Paul A. Clark, Raghava N. Sriramaneni, Amber M. Bates, Won Jong Jin, Justin C. Jagodinsky, Reinier Hernandez, Trang Le, Justin J. Jeffery, Ian R. Marsh, Joseph J. Grudzinski, Eduardo Aluicio-Sarduy, Todd E. Barnhart, Bryce R. Anderson, Ishan Chakravarty, Ian S. Arthur, KyungMann Kim, Jonathan W. Engle, Bryan P. Bednarz, Jamey P. Weichert, Zachary S. Morris
Radiation Research 195 (6), 522-540, (7 April 2021) https://doi.org/10.1667/RADE-20-00237.1
Brain metastases develop in over 60% of advanced melanoma patients and negatively impact quality of life and prognosis. In a murine melanoma model, we previously showed that an in situ vaccination (ISV) regimen, combining radiation treatment and intratumoral (IT) injection of immunocytokine (IC: anti-GD2 antibody fused to IL2), along with the immune checkpoint inhibitor anti-CTLA-4, robustly eliminates peripheral flank tumors but only has modest effects on co-occurring intracranial tumors. In this study, we investigated the ability of low-dose radiation to the brain to potentiate anti-tumor immunity against a brain tumor when combined with ISV + anti-CTLA-4. B78 (GD2+, immunologically “cold”) melanoma tumor cells were implanted into the flank and the right striatum of the brain in C57BL/6 mice.

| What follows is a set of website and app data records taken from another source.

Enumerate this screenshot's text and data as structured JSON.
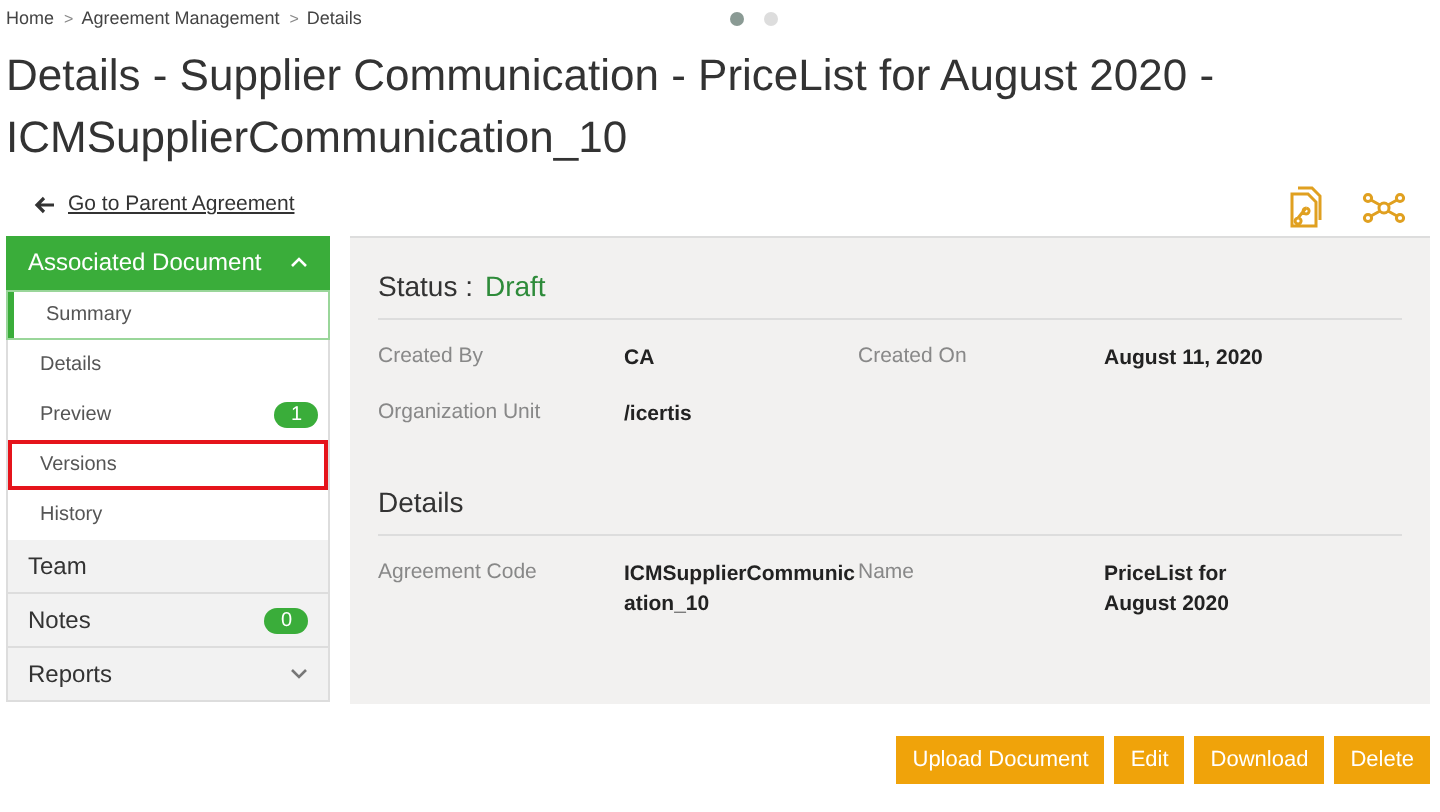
{
  "breadcrumb": [
    {
      "kind": "link",
      "text": "Home"
    },
    {
      "kind": "separator",
      "text": ">"
    },
    {
      "kind": "link",
      "text": "Agreement Management"
    },
    {
      "kind": "separator",
      "text": ">"
    },
    {
      "kind": "link",
      "text": "Details"
    }
  ],
  "pager": [
    {
      "selected": true
    },
    {
      "selected": false
    }
  ],
  "title": "Details - Supplier Communication - PriceList for August 2020 - ICMSupplierCommunication_10",
  "back_link": "Go to Parent Agreement",
  "sidebar": [
    {
      "label": "Associated Document",
      "expanded": true,
      "children": [
        {
          "label": "Summary",
          "selected": true,
          "highlighted": false
        },
        {
          "label": "Details",
          "selected": false,
          "highlighted": false
        },
        {
          "label": "Preview",
          "selected": false,
          "highlighted": false,
          "badge": "1"
        },
        {
          "label": "Versions",
          "selected": false,
          "highlighted": true
        },
        {
          "label": "History",
          "selected": false,
          "highlighted": false
        }
      ]
    },
    {
      "label": "Team"
    },
    {
      "label": "Notes",
      "badge": "0"
    },
    {
      "label": "Reports",
      "expanded": false
    }
  ],
  "status": {
    "label": "Status :",
    "value": "Draft"
  },
  "fields": [
    {
      "label": "Created By",
      "value": "CA"
    },
    {
      "label": "Created On",
      "value": "August 11, 2020"
    },
    {
      "label": "Organization Unit",
      "value": "/icertis"
    }
  ],
  "details": {
    "title": "Details",
    "fields": [
      {
        "label": "Agreement Code",
        "value": "ICMSupplierCommunication_10"
      },
      {
        "label": "Name",
        "value": "PriceList for August 2020"
      }
    ]
  },
  "buttons": [
    "Upload Document",
    "Edit",
    "Download",
    "Delete"
  ]
}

Flank tumors (50–150 mm3) were treated following a previously optimized ISV regimen [radiation (12 Gy × 1, treatment day 1), IT-IC (50 µg daily, treatment days 6–10), and anti-CTLA-4 (100 µg, treatment days 3, 6, 9)]. Mice that additionally received whole-brain radiation treatment (WBRT, 4 Gy × 1) on day 15 demonstrated significantly increased survival compared to animals that received ISV + anti-CTLA-4 alone, WBRT alone or no treatment (control) (P < 0.001, log-rank test). Timing of WBRT was critical, as WBRT administration on day 1 did not significantly enhance survival compared to ISV + anti-CTLA-4, suggesting that the effect of WBRT on survival might be mediated through immune modulation and not just direct tumor cell cytotoxicity. Modest increases in T cells (CD8+ and CD4+) and monocytes/macrophages (F4/80+) but no changes in FOXP3+ regulatory T cells (Tregs), were observed in brain melanoma tumors with addition of WBRT (on day 15) to ISV + anti-CTLA-4. Cytokine multiplex immunoassay revealed distinct changes in both intracranial melanoma and contralateral normal brain with addition of WBRT (day 15) to ISV + anti-CTLA-4, with notable significant changes in pro-inflammatory (e.g., IFNγ, TNFα and LIX/CXCL5) and suppressive (e.g., IL10, IL13) cytokines as well as chemokines (e.g., IP-10/CXCL10 and MIG/CXCL9). We tested the ability of the alkylphosphocholine analog, NM600, to deliver immunomodulatory radiation to melanoma brain tumors as a targeted radionuclide therapy (TRT). Yttrium-86 (86Y) chelated to NM600 was delivered intravenously by tail vein to mice harboring flank and brain melanoma tumors, and PET imaging demonstrated specific accumulation up to 72 h at each tumor site (∼12:1 brain tumor/brain and ∼8:1 flank tumor/muscle). When NM600 was chelated to therapeutic β-particle-emitting 90Y and administered on treatment day 13, T-cell infiltration and cytokine profiles were altered in melanoma brain tumor, like that observed for WBRT. Overall, our results demonstrate that addition of low-dose radiation, timed appropriately with ISV administration to tumors outside the brain, significantly increases survival in animals co-harboring melanoma brain tumors. This observation has potentially important translational implications as a treatment strategy for increasing the response of tumors in the brain to systemically administered immunotherapies.